[Entries from a dataset of interfaces]
+ + +

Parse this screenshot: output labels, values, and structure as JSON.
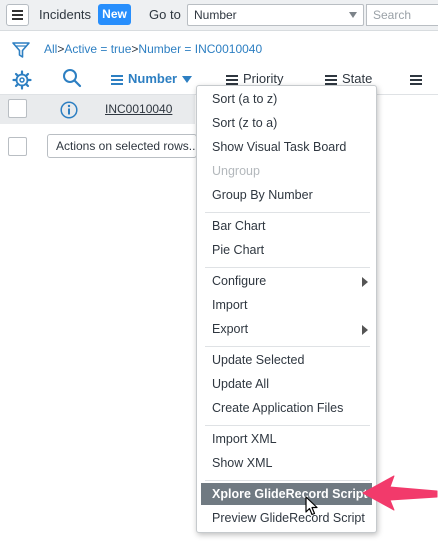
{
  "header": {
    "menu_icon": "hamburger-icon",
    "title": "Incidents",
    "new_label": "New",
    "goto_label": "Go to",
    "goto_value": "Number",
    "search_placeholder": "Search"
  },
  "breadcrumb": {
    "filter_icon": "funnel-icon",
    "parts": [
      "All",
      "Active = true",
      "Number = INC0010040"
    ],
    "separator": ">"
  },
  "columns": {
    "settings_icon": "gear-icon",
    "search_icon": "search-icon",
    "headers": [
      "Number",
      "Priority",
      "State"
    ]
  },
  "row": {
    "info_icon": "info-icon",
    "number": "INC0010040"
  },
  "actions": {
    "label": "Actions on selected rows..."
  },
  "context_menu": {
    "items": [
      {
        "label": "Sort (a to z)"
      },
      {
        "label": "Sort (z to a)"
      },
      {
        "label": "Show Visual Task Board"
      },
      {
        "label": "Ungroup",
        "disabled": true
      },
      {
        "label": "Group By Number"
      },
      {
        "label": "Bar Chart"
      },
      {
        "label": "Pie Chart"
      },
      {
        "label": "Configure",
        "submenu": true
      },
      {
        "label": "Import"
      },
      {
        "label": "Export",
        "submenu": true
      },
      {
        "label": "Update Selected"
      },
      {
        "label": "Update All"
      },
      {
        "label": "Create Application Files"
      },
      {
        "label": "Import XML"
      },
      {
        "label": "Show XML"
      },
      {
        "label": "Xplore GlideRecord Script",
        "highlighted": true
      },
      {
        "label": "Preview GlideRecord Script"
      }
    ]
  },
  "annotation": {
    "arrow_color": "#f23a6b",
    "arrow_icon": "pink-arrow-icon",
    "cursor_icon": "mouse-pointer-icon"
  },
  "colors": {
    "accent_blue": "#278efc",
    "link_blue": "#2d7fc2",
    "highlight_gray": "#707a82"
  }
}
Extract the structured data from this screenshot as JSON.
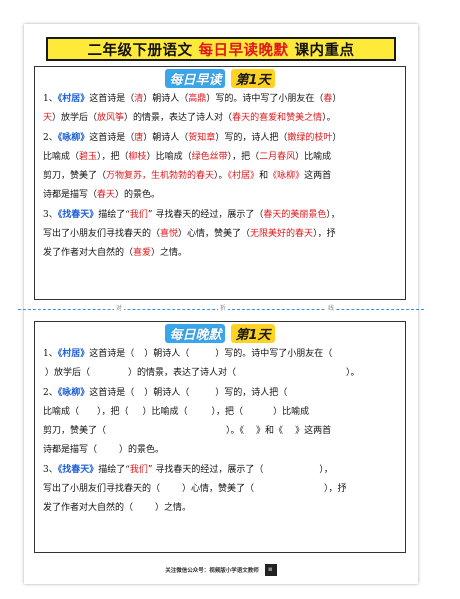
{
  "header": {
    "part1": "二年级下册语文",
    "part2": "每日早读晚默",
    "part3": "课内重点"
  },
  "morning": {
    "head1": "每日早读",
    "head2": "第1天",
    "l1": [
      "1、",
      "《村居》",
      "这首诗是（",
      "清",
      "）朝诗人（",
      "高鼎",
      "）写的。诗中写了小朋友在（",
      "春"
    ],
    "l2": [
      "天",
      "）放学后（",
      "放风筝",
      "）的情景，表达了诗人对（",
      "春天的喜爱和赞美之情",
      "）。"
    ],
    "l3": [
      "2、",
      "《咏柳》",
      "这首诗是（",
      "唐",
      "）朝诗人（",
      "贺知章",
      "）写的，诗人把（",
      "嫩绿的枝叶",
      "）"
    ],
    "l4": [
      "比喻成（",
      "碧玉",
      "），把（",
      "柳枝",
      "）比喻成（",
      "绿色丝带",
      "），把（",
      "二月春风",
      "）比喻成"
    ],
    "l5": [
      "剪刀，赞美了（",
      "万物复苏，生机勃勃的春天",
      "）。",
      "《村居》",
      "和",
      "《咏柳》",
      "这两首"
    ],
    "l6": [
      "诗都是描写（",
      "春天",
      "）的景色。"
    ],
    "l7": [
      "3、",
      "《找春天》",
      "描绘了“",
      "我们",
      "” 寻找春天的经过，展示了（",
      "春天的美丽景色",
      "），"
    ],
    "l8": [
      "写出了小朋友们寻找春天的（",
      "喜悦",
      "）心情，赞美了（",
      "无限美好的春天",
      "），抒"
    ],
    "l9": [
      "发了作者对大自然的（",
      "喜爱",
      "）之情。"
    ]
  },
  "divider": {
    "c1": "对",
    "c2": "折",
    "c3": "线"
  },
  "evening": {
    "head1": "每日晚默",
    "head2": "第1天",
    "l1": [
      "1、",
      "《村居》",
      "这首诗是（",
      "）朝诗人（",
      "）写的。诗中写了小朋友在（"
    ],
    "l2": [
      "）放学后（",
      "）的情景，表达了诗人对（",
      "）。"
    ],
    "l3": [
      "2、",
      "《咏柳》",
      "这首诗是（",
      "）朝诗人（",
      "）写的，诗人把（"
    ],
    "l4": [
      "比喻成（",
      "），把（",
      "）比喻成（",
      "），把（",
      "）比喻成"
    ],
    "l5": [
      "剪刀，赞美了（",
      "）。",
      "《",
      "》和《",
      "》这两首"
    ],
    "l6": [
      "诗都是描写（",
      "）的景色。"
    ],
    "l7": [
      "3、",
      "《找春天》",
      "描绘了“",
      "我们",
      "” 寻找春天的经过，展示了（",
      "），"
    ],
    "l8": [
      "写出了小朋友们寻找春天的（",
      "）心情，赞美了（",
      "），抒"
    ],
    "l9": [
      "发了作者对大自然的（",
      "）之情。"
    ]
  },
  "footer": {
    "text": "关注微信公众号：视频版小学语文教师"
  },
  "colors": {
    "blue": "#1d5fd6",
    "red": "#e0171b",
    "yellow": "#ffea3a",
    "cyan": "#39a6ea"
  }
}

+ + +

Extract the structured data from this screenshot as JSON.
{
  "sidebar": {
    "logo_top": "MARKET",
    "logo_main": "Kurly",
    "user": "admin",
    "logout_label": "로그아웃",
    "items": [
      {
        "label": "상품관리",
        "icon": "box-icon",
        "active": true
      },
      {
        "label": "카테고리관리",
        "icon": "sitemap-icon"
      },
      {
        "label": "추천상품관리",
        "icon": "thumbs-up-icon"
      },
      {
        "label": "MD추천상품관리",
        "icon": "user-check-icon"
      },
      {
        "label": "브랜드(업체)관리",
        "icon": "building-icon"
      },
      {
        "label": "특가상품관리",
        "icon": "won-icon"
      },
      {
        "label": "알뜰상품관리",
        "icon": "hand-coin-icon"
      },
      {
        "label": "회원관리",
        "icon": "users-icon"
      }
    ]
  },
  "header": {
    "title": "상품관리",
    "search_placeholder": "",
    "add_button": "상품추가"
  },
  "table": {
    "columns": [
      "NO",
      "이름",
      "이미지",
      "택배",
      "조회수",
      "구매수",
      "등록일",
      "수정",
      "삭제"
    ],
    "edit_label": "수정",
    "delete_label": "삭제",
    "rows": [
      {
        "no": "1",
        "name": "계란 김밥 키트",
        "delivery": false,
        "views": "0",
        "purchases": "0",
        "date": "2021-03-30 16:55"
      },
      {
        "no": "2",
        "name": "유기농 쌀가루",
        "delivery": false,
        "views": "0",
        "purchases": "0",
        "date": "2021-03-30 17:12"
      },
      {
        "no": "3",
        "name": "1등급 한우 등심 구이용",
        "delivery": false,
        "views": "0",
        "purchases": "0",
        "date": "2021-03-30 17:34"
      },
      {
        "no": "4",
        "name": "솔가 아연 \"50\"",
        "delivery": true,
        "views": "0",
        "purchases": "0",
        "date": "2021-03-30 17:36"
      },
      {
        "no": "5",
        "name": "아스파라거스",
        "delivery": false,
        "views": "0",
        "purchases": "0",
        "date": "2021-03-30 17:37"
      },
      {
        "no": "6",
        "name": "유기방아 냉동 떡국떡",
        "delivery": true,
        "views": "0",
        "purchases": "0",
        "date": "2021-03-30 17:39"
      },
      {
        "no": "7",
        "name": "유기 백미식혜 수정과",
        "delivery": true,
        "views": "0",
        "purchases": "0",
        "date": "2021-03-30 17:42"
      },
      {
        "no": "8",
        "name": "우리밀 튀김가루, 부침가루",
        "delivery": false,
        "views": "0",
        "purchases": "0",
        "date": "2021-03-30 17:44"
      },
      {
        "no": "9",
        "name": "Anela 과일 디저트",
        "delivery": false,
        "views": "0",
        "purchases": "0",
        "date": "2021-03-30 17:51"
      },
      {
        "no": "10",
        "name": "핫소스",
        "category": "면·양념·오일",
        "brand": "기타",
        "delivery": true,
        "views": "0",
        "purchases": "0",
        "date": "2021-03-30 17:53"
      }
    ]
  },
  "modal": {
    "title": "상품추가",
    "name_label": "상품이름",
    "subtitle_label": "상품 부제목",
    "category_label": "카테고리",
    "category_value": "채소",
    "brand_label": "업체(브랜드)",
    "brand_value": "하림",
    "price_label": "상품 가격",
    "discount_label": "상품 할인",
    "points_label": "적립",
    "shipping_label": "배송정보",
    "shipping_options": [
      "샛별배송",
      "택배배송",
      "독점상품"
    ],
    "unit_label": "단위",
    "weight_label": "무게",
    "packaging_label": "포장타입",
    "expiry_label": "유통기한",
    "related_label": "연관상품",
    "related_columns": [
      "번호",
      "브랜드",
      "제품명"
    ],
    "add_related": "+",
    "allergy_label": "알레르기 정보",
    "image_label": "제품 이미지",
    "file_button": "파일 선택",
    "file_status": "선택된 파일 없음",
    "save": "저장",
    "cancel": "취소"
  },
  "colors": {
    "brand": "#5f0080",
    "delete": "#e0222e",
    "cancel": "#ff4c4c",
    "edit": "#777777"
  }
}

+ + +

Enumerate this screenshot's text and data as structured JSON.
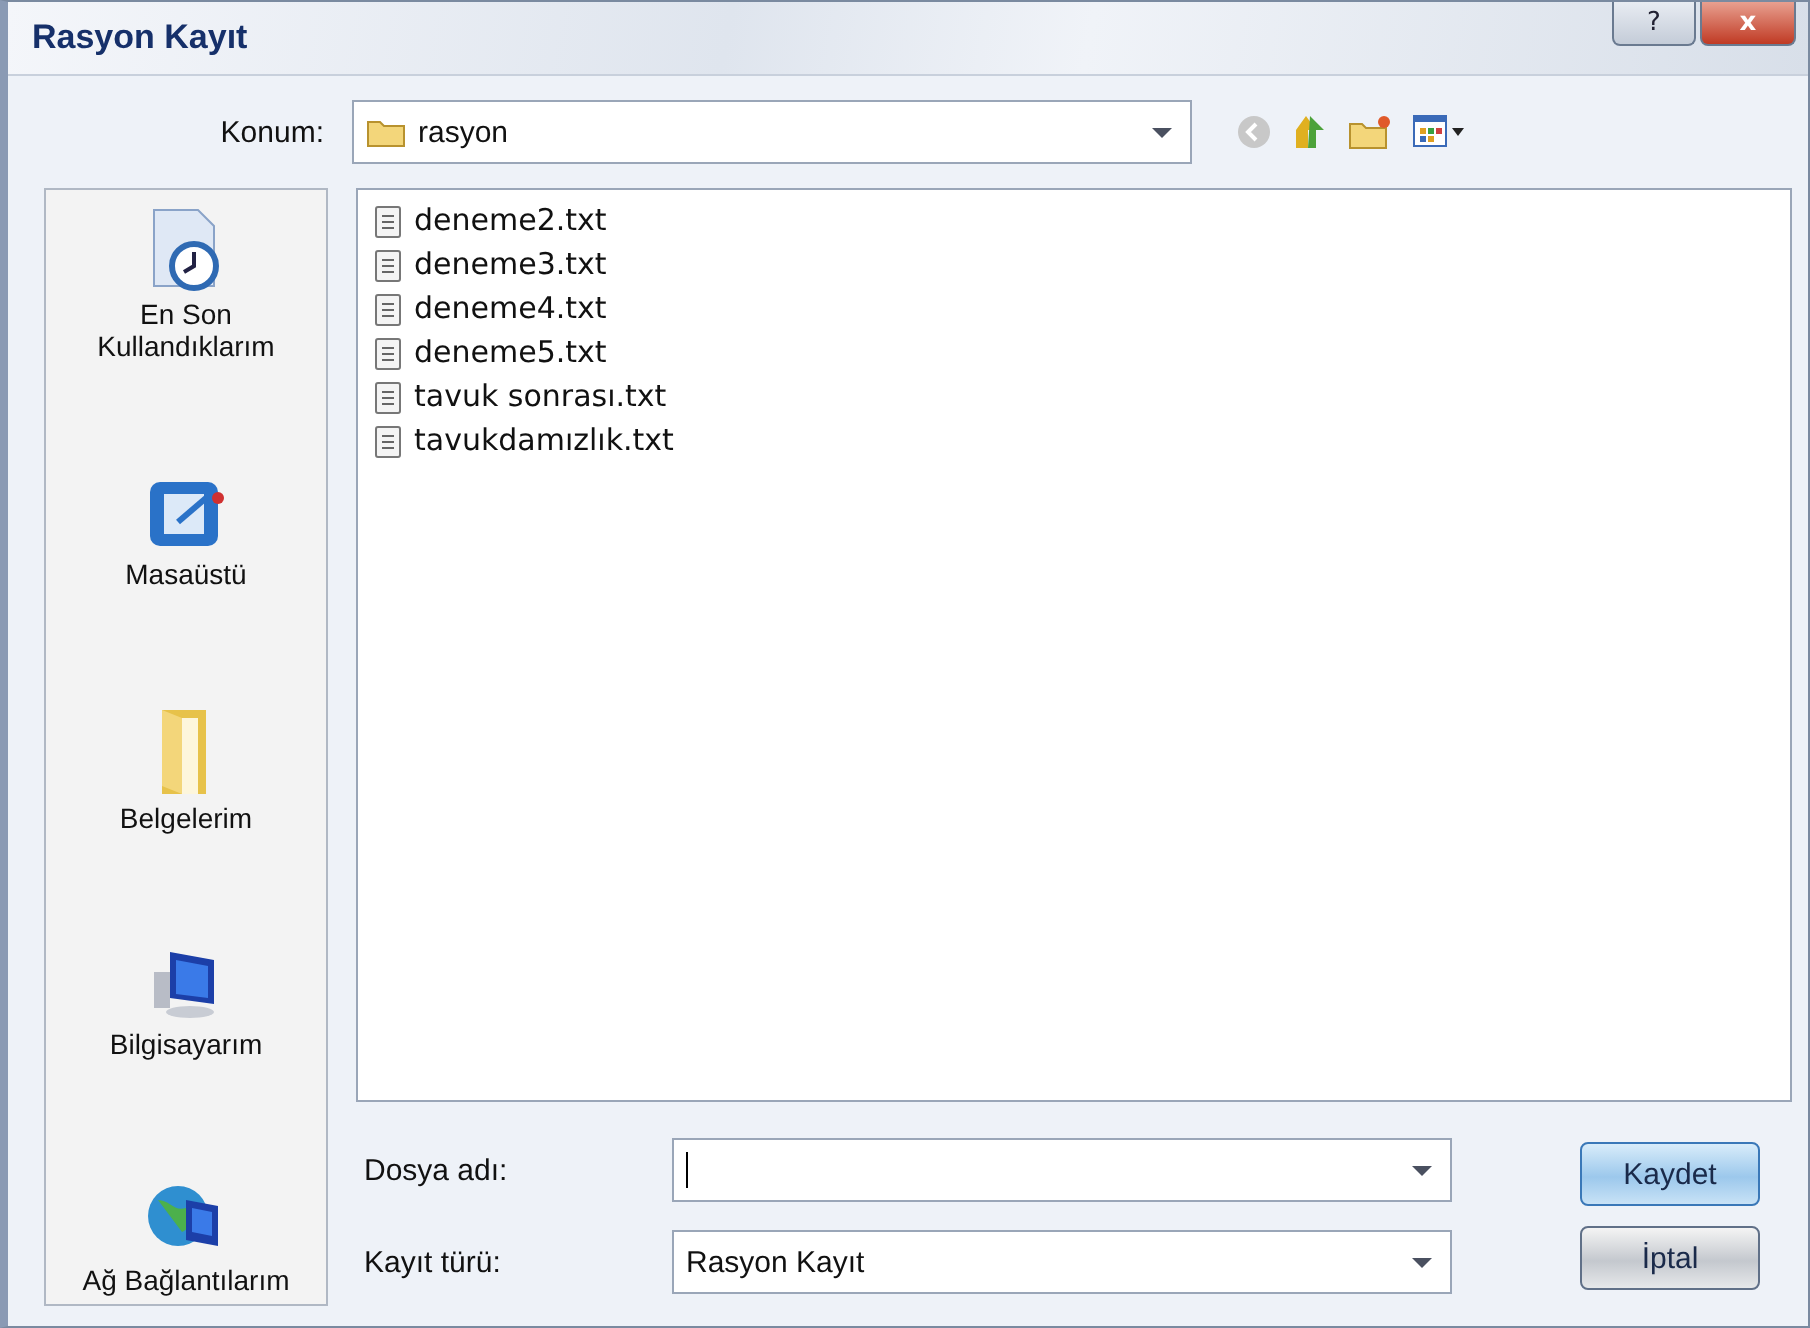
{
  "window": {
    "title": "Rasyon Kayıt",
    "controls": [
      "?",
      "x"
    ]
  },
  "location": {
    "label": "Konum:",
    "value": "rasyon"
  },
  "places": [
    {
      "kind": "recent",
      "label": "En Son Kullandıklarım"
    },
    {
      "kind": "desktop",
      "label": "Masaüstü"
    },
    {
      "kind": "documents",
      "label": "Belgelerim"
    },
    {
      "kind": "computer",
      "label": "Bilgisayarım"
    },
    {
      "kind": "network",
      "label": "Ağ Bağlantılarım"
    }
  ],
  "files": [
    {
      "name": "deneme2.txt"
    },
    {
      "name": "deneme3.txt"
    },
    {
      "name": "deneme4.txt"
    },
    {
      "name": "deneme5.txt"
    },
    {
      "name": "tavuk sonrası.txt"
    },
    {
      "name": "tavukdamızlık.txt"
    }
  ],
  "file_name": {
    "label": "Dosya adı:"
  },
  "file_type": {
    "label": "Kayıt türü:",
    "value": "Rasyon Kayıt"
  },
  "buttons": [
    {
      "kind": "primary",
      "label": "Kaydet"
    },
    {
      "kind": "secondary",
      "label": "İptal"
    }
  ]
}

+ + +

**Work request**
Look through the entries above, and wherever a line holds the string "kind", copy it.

**Answer to this problem**
      "kind": "recent",
      "kind": "desktop",
      "kind": "documents",
      "kind": "computer",
      "kind": "network",
      "kind": "primary",
      "kind": "secondary",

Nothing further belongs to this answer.